Please return every line below that contains the string "JSON".

GIVEN DATA:
========

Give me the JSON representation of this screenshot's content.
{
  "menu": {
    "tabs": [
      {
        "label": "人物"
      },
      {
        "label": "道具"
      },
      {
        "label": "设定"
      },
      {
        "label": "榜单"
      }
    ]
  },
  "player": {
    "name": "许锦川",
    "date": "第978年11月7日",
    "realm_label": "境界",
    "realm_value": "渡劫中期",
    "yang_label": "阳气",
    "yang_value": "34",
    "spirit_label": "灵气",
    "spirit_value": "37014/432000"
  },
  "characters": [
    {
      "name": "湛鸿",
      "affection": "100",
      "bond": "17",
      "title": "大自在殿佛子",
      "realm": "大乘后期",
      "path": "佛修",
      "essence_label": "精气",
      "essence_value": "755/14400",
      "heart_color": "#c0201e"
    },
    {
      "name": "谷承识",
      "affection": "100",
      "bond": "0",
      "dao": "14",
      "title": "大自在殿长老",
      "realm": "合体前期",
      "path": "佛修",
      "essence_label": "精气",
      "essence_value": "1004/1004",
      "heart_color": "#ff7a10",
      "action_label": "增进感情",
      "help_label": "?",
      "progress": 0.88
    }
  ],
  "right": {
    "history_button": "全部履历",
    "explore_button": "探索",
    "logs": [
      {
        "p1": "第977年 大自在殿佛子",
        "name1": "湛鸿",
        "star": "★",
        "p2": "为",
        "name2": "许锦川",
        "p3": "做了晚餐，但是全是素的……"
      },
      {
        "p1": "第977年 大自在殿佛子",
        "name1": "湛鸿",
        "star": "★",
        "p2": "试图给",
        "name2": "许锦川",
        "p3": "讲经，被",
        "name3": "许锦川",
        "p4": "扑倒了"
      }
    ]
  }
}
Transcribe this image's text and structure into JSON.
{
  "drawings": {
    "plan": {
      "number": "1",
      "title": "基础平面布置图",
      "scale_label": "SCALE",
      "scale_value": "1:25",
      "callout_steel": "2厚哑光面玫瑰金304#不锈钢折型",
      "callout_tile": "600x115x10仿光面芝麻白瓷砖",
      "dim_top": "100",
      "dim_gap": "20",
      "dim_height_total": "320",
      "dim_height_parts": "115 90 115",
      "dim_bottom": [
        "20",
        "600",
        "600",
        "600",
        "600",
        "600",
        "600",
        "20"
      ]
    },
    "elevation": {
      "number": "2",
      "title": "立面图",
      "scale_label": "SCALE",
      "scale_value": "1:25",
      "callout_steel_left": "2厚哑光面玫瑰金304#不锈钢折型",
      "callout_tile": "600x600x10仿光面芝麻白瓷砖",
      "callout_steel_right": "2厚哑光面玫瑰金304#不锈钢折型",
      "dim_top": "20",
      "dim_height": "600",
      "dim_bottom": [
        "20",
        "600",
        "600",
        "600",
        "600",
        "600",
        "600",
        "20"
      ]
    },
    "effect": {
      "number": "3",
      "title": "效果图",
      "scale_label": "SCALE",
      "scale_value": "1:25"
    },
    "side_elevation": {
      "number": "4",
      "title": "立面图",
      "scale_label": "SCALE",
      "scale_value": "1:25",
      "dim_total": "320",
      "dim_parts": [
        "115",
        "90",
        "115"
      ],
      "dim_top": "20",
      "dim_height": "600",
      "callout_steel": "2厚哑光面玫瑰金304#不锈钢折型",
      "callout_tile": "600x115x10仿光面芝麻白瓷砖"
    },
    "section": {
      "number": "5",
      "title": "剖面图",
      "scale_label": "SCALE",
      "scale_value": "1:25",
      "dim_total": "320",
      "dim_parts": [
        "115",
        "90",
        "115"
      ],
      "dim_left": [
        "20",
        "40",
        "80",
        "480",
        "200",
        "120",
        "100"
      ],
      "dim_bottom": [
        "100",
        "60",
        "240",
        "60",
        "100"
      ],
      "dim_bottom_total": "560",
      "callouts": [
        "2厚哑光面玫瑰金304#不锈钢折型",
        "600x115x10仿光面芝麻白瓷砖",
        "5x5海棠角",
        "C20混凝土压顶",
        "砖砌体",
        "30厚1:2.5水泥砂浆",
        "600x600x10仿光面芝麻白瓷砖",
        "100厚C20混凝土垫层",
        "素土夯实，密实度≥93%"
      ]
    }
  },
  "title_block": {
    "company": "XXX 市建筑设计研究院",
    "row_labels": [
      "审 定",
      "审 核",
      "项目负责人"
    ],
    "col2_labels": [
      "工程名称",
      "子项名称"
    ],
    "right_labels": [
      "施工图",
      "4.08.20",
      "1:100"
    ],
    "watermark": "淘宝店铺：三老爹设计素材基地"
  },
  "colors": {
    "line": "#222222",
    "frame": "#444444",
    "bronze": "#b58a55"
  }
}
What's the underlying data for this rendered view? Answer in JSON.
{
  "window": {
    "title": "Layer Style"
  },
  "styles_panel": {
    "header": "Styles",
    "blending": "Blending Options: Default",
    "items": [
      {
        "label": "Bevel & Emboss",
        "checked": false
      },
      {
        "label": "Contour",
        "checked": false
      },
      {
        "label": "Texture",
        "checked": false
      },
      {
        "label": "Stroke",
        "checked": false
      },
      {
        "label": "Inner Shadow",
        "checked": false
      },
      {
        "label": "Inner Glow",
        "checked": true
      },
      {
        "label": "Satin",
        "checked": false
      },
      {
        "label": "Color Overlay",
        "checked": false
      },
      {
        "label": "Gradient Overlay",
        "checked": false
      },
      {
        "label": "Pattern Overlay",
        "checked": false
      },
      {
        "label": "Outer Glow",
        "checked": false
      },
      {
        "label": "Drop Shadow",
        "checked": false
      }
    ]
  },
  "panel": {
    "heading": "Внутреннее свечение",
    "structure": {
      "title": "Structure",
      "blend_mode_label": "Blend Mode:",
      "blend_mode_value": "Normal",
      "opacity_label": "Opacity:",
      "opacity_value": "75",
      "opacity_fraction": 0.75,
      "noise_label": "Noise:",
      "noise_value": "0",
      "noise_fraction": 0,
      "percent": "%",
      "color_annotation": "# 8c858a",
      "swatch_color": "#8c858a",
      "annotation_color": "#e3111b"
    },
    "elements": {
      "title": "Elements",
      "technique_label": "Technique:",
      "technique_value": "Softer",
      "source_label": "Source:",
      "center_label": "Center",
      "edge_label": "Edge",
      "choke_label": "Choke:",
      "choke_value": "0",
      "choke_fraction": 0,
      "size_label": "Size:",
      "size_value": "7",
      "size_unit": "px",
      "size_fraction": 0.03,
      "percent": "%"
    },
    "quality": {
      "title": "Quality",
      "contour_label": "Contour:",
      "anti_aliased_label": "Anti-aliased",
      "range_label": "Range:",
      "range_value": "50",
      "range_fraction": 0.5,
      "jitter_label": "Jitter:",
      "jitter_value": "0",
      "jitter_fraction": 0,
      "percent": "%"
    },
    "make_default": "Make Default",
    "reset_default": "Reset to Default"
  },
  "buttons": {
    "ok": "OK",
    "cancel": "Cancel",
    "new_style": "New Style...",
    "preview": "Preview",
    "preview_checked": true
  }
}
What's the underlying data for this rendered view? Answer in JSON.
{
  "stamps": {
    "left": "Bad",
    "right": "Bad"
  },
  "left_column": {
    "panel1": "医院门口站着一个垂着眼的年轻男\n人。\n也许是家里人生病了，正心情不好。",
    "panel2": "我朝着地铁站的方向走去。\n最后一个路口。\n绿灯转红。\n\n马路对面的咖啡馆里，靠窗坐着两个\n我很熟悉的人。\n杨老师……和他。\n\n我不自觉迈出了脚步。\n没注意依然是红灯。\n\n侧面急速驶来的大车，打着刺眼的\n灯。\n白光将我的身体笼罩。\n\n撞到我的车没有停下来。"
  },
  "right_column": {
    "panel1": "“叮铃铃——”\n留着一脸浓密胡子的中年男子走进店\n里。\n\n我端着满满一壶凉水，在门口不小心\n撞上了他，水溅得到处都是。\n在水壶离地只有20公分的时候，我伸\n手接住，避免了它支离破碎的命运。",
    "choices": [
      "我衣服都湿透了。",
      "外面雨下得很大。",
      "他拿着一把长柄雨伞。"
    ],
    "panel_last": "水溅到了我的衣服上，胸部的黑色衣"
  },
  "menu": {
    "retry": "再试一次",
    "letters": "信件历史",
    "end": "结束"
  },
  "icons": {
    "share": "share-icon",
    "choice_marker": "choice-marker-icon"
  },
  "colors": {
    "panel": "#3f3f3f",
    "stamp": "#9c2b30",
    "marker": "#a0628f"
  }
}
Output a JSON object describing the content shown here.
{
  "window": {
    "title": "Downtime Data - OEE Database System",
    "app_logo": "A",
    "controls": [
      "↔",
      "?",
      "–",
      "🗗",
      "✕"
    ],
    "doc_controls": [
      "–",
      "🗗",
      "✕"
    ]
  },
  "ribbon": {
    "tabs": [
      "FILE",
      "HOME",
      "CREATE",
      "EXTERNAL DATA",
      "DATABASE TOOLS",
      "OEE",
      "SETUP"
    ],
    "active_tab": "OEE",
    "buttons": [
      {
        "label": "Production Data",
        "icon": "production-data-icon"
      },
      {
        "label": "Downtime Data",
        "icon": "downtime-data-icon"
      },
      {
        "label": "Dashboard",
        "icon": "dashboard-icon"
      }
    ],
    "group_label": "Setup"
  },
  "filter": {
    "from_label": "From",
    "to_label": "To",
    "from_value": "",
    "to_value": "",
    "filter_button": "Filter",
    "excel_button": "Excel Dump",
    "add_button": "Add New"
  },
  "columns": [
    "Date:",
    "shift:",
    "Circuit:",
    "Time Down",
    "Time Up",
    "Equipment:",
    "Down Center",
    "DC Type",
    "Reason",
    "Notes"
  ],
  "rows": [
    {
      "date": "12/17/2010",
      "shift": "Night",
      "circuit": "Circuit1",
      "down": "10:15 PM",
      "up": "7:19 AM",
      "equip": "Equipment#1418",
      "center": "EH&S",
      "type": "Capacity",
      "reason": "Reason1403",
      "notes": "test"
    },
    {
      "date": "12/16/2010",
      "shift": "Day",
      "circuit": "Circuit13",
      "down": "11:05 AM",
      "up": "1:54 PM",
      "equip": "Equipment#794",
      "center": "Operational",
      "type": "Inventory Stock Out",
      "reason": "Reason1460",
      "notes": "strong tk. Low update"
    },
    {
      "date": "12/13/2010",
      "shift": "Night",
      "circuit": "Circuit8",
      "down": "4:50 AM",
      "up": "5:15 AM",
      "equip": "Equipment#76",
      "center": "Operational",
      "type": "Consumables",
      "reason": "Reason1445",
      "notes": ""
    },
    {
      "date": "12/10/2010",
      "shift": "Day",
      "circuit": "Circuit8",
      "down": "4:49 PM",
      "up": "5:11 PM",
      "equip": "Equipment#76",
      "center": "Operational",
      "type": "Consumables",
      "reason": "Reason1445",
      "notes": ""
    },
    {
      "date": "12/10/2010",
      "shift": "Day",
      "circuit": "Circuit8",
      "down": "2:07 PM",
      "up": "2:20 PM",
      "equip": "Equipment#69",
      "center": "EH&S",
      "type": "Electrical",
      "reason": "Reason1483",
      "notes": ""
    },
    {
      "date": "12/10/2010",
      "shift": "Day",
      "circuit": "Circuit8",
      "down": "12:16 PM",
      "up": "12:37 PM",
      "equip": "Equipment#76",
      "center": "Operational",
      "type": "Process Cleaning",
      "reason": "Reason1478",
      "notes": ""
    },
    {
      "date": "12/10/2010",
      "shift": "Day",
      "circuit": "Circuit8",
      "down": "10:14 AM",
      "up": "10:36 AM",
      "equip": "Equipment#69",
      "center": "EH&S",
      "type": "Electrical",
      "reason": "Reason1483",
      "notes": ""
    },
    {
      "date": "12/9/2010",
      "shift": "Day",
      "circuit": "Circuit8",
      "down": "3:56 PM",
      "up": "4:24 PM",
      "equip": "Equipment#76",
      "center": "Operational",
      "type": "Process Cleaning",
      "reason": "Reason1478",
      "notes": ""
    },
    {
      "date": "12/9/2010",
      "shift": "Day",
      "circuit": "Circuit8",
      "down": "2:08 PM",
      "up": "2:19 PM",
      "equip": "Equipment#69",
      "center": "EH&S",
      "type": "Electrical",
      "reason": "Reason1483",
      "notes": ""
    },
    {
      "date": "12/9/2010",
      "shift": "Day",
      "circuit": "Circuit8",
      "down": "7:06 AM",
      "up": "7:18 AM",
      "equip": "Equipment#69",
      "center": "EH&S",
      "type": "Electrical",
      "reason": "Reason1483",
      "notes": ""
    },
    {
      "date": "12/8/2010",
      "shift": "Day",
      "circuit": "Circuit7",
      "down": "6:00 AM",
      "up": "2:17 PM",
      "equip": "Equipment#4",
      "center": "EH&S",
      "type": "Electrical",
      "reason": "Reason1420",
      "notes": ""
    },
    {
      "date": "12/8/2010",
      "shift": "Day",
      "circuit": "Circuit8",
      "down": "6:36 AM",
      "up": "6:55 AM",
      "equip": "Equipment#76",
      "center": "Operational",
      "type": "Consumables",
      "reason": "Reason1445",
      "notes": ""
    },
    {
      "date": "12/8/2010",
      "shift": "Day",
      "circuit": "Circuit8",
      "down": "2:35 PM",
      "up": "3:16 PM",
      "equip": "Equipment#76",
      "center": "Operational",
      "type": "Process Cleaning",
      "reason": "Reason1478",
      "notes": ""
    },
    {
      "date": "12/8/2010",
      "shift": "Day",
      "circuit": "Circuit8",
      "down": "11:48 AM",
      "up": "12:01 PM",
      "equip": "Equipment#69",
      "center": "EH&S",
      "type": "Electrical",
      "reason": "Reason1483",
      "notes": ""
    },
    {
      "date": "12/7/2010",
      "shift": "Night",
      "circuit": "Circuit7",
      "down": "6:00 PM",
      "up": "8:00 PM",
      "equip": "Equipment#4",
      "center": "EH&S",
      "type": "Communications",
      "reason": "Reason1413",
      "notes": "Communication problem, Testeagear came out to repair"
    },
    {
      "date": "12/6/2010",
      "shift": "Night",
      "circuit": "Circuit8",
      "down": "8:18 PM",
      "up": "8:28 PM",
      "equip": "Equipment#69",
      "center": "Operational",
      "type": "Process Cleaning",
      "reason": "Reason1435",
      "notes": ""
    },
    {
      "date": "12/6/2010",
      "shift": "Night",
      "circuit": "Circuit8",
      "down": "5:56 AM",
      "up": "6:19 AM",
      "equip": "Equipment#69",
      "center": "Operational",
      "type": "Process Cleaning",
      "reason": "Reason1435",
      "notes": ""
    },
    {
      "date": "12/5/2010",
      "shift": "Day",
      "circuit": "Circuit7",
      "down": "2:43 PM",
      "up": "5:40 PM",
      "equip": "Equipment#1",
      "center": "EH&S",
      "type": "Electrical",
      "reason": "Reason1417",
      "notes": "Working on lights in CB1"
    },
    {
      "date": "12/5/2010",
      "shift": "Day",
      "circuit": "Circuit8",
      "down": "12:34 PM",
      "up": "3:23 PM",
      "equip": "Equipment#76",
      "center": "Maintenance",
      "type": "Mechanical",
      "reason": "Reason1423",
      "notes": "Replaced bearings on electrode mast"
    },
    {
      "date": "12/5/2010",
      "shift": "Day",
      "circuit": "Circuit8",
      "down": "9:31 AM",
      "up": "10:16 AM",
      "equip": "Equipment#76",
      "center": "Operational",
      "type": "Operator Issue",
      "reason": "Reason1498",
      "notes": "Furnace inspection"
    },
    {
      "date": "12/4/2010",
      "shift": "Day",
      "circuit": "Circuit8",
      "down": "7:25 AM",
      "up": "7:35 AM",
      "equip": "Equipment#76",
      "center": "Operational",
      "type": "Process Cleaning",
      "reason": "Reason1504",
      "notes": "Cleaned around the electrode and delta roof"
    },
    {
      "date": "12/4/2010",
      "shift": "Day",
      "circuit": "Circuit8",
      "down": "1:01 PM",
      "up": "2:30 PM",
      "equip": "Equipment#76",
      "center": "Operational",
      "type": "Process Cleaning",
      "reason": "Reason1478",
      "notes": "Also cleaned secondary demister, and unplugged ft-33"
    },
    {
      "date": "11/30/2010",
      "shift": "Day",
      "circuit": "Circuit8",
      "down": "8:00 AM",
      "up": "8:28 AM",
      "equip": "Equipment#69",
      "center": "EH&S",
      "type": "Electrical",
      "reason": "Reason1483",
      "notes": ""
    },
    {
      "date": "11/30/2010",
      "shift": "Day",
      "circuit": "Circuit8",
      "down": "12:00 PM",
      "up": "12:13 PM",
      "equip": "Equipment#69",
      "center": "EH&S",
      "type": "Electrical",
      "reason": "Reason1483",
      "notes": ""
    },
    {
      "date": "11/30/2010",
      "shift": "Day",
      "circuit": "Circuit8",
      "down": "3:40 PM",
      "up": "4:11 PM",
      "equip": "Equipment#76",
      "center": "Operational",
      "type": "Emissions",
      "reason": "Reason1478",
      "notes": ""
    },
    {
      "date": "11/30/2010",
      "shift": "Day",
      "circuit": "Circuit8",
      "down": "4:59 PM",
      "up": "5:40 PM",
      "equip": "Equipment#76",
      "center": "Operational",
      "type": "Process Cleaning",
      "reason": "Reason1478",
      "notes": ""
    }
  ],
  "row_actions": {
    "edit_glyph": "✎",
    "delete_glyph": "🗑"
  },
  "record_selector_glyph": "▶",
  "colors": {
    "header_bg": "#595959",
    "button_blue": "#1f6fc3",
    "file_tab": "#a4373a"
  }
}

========

FINISHED TASK:
Give me the JSON representation of this screenshot's content.
Transcribe this image's text and structure into JSON.
What's the underlying data for this rendered view? Answer in JSON.
What's the underlying data for this rendered view? Answer in JSON.
Output a JSON object describing the content shown here.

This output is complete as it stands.